[Dataset rows describing interfaces]
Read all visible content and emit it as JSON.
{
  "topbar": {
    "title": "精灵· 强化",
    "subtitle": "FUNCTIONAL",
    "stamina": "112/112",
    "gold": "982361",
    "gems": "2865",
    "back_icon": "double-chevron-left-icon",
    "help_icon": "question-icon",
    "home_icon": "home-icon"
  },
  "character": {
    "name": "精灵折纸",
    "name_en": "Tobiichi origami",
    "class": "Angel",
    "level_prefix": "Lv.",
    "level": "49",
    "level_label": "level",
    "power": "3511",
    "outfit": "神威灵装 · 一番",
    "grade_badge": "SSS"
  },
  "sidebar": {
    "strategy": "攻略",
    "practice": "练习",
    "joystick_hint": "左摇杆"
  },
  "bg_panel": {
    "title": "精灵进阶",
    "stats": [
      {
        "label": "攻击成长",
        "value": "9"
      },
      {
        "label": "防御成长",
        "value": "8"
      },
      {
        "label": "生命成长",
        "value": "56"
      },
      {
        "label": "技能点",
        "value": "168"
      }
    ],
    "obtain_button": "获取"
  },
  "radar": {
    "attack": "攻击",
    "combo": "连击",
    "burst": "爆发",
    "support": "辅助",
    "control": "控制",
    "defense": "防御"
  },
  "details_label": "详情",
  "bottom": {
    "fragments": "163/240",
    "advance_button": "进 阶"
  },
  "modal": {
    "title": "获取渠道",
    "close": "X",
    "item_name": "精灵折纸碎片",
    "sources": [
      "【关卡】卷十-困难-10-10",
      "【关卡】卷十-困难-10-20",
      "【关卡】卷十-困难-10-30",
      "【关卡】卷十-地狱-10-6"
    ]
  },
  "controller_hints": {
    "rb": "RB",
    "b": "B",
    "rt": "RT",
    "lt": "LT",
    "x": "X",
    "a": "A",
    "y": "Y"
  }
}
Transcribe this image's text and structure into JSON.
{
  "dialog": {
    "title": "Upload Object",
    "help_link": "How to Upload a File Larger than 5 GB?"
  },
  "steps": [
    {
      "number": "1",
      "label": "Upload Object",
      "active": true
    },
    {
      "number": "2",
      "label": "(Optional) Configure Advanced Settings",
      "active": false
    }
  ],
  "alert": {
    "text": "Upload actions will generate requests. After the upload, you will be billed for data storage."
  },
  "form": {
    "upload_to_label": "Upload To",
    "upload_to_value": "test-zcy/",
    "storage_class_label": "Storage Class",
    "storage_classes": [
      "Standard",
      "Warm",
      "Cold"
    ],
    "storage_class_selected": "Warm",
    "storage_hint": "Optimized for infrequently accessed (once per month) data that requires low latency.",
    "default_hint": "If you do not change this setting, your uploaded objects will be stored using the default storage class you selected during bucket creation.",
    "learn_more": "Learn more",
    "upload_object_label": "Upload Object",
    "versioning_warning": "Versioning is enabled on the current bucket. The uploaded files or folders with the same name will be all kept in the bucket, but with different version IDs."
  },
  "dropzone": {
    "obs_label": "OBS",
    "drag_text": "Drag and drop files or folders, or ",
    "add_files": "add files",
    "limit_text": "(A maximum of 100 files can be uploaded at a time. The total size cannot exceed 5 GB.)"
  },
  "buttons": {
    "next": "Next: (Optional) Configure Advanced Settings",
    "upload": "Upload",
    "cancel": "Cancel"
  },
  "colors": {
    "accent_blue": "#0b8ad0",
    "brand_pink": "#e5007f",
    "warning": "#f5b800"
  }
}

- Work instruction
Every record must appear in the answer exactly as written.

- Task result
Read all visible content and emit it as JSON.
{
  "topbar": {
    "title": "精灵· 强化",
    "subtitle": "FUNCTIONAL",
    "stamina": "112/112",
    "gold": "982361",
    "gems": "2865",
    "back_icon": "double-chevron-left-icon",
    "help_icon": "question-icon",
    "home_icon": "home-icon"
  },
  "character": {
    "name": "精灵折纸",
    "name_en": "Tobiichi origami",
    "class": "Angel",
    "level_prefix": "Lv.",
    "level": "49",
    "level_label": "level",
    "power": "3511",
    "outfit": "神威灵装 · 一番",
    "grade_badge": "SSS"
  },
  "sidebar": {
    "strategy": "攻略",
    "practice": "练习",
    "joystick_hint": "左摇杆"
  },
  "bg_panel": {
    "title": "精灵进阶",
    "stats": [
      {
        "label": "攻击成长",
        "value": "9"
      },
      {
        "label": "防御成长",
        "value": "8"
      },
      {
        "label": "生命成长",
        "value": "56"
      },
      {
        "label": "技能点",
        "value": "168"
      }
    ],
    "obtain_button": "获取"
  },
  "radar": {
    "attack": "攻击",
    "combo": "连击",
    "burst": "爆发",
    "support": "辅助",
    "control": "控制",
    "defense": "防御"
  },
  "details_label": "详情",
  "bottom": {
    "fragments": "163/240",
    "advance_button": "进 阶"
  },
  "modal": {
    "title": "获取渠道",
    "close": "X",
    "item_name": "精灵折纸碎片",
    "sources": [
      "【关卡】卷十-困难-10-10",
      "【关卡】卷十-困难-10-20",
      "【关卡】卷十-困难-10-30",
      "【关卡】卷十-地狱-10-6"
    ]
  },
  "controller_hints": {
    "rb": "RB",
    "b": "B",
    "rt": "RT",
    "lt": "LT",
    "x": "X",
    "a": "A",
    "y": "Y"
  }
}
Transcribe this image's text and structure into JSON.
{
  "dialog": {
    "title": "Upload Object",
    "help_link": "How to Upload a File Larger than 5 GB?"
  },
  "steps": [
    {
      "number": "1",
      "label": "Upload Object",
      "active": true
    },
    {
      "number": "2",
      "label": "(Optional) Configure Advanced Settings",
      "active": false
    }
  ],
  "alert": {
    "text": "Upload actions will generate requests. After the upload, you will be billed for data storage."
  },
  "form": {
    "upload_to_label": "Upload To",
    "upload_to_value": "test-zcy/",
    "storage_class_label": "Storage Class",
    "storage_classes": [
      "Standard",
      "Warm",
      "Cold"
    ],
    "storage_class_selected": "Warm",
    "storage_hint": "Optimized for infrequently accessed (once per month) data that requires low latency.",
    "default_hint": "If you do not change this setting, your uploaded objects will be stored using the default storage class you selected during bucket creation.",
    "learn_more": "Learn more",
    "upload_object_label": "Upload Object",
    "versioning_warning": "Versioning is enabled on the current bucket. The uploaded files or folders with the same name will be all kept in the bucket, but with different version IDs."
  },
  "dropzone": {
    "obs_label": "OBS",
    "drag_text": "Drag and drop files or folders, or ",
    "add_files": "add files",
    "limit_text": "(A maximum of 100 files can be uploaded at a time. The total size cannot exceed 5 GB.)"
  },
  "buttons": {
    "next": "Next: (Optional) Configure Advanced Settings",
    "upload": "Upload",
    "cancel": "Cancel"
  },
  "colors": {
    "accent_blue": "#0b8ad0",
    "brand_pink": "#e5007f",
    "warning": "#f5b800"
  }
}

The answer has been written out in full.